Exo One transposes the humble, tactile pleasures of rolling a marble down a ravine or brushing a pebble on a crystal-clear lake into a planet-riding adventure told in all the buzzing sci-fi style of Stanley Kubrick 2001. You pilot a spherical spaceship, powered only by kinetic energy, through sterile alien panoramas, using the rise and fall of earth and your ability to increase or decrease the effect of gravity on your ship to launch your ship into the air. As you hover, you can momentarily flatten your disc-shaped ship, using air currents to provide more lift until your light power reserve runs out, when you must return to the earth below. to recharge you.
On each planet, your goal is simple: reach the ramp-shaped monolith somewhere on the horizon that projects a beam of incandescent light into the stratosphere. When hit, the monolith throws you into a vortex of rippling lights and flickering images over the next planetary body. Each planet varies considerably in terrain. One is covered with windy deserts, the other with milky, rolling seas.
Your ship is impervious to lava, cold Plutonians, and the kind of gravitational forces that would suck rivets from an airplane’s hull. Much of the tactile pleasure of the game comes from gaining momentum to soar above the earth and take in those exquisite, desolate views.

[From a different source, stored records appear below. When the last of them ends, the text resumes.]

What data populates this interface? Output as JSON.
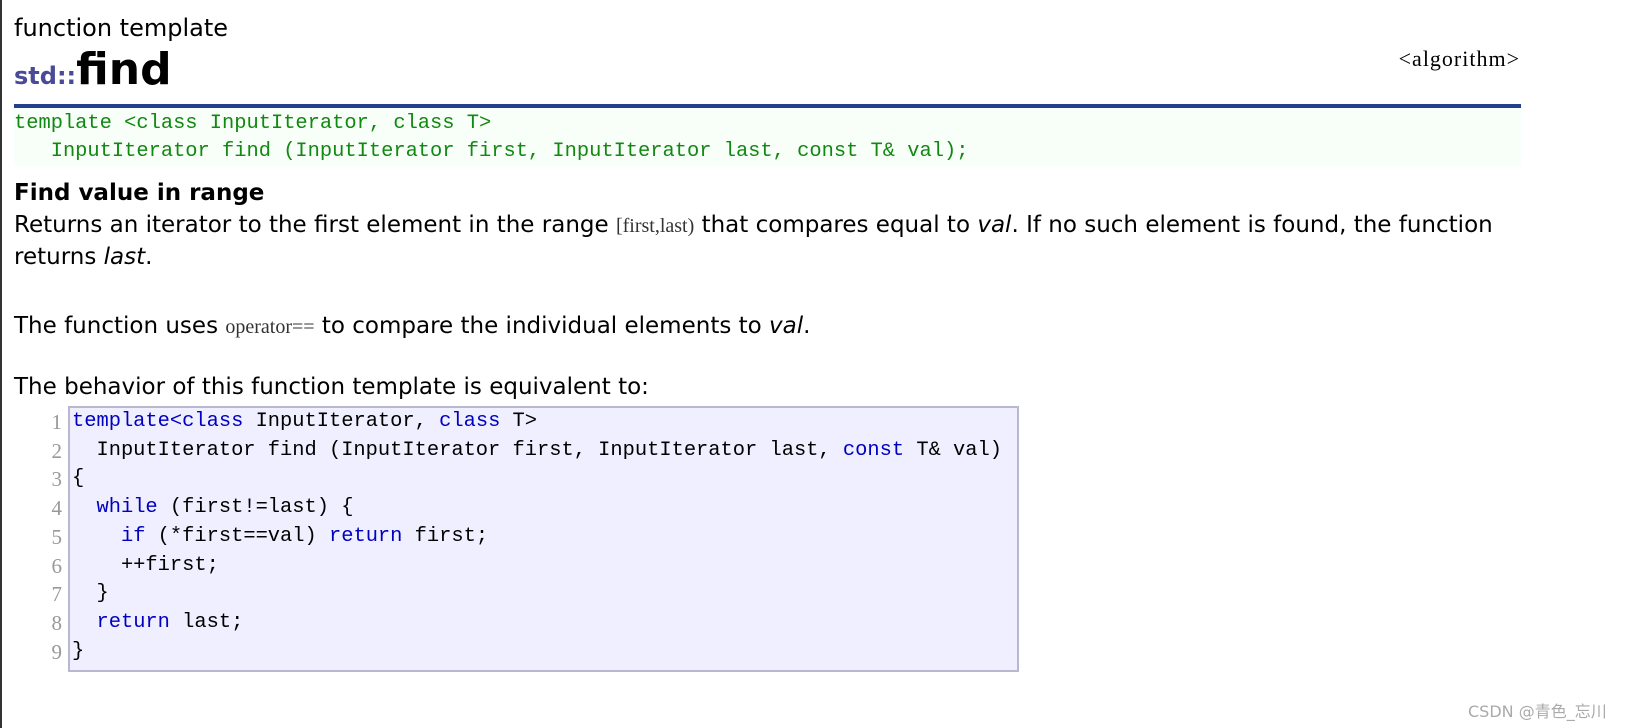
{
  "page": {
    "kind": "function template",
    "namespace": "std::",
    "name": "find",
    "header": "<algorithm>",
    "prototype": [
      "template <class InputIterator, class T>",
      "   InputIterator find (InputIterator first, InputIterator last, const T& val);"
    ],
    "section_title": "Find value in range",
    "p1": {
      "a": "Returns an iterator to the first element in the range ",
      "range": "[first,last)",
      "b": " that compares equal to ",
      "val": "val",
      "c": ". If no such element is found, the function returns ",
      "last": "last",
      "d": "."
    },
    "p2": {
      "a": "The function uses ",
      "op": "operator==",
      "b": " to compare the individual elements to ",
      "val": "val",
      "c": "."
    },
    "p3": "The behavior of this function template is equivalent to:",
    "code_lines": [
      [
        {
          "t": "template",
          "k": 1
        },
        {
          "t": "<class",
          "k": 1
        },
        {
          "t": " InputIterator, ",
          "k": 0
        },
        {
          "t": "class",
          "k": 1
        },
        {
          "t": " T>",
          "k": 0
        }
      ],
      [
        {
          "t": "  InputIterator find (InputIterator first, InputIterator last, ",
          "k": 0
        },
        {
          "t": "const",
          "k": 1
        },
        {
          "t": " T& val)",
          "k": 0
        }
      ],
      [
        {
          "t": "{",
          "k": 0
        }
      ],
      [
        {
          "t": "  ",
          "k": 0
        },
        {
          "t": "while",
          "k": 1
        },
        {
          "t": " (first!=last) {",
          "k": 0
        }
      ],
      [
        {
          "t": "    ",
          "k": 0
        },
        {
          "t": "if",
          "k": 1
        },
        {
          "t": " (*first==val) ",
          "k": 0
        },
        {
          "t": "return",
          "k": 1
        },
        {
          "t": " first;",
          "k": 0
        }
      ],
      [
        {
          "t": "    ++first;",
          "k": 0
        }
      ],
      [
        {
          "t": "  }",
          "k": 0
        }
      ],
      [
        {
          "t": "  ",
          "k": 0
        },
        {
          "t": "return",
          "k": 1
        },
        {
          "t": " last;",
          "k": 0
        }
      ],
      [
        {
          "t": "}",
          "k": 0
        }
      ]
    ],
    "line_numbers": [
      "1",
      "2",
      "3",
      "4",
      "5",
      "6",
      "7",
      "8",
      "9"
    ],
    "watermark": "CSDN @青色_忘川"
  },
  "colors": {
    "rule": "#22408c",
    "prototype": "#118811",
    "keyword": "#0000c0",
    "code_bg": "#efefff"
  }
}
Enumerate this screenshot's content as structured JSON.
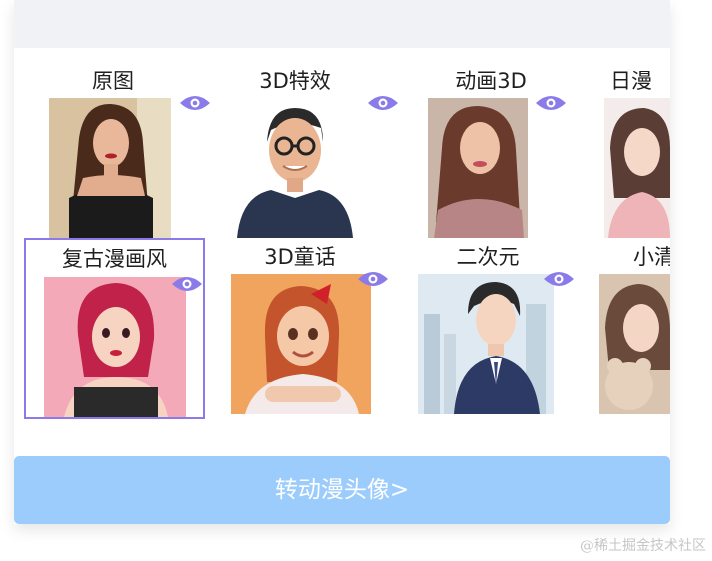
{
  "styles": [
    {
      "label": "原图",
      "selected": false
    },
    {
      "label": "3D特效",
      "selected": false
    },
    {
      "label": "动画3D",
      "selected": false
    },
    {
      "label": "日漫",
      "selected": false
    },
    {
      "label": "复古漫画风",
      "selected": true
    },
    {
      "label": "3D童话",
      "selected": false
    },
    {
      "label": "二次元",
      "selected": false
    },
    {
      "label": "小清",
      "selected": false
    }
  ],
  "preview_icon": "eye-icon",
  "accent_color": "#8a7be8",
  "button_color": "#9bccfb",
  "convert_button": "转动漫头像>",
  "watermark": "@稀土掘金技术社区"
}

There aren’t any of the dials and tickers that typically clutter the screen in sci-fi games and movies – your HUD is blank, except for the occasional text prompt to let you know how far you are from it. monolith or raindrops spread over the screen. The uninterrupted views and rippling rhythms invite an almost meditative state, the thrill of which intensifies as your skill in maneuvering the craft increases. A joyful ride from another world.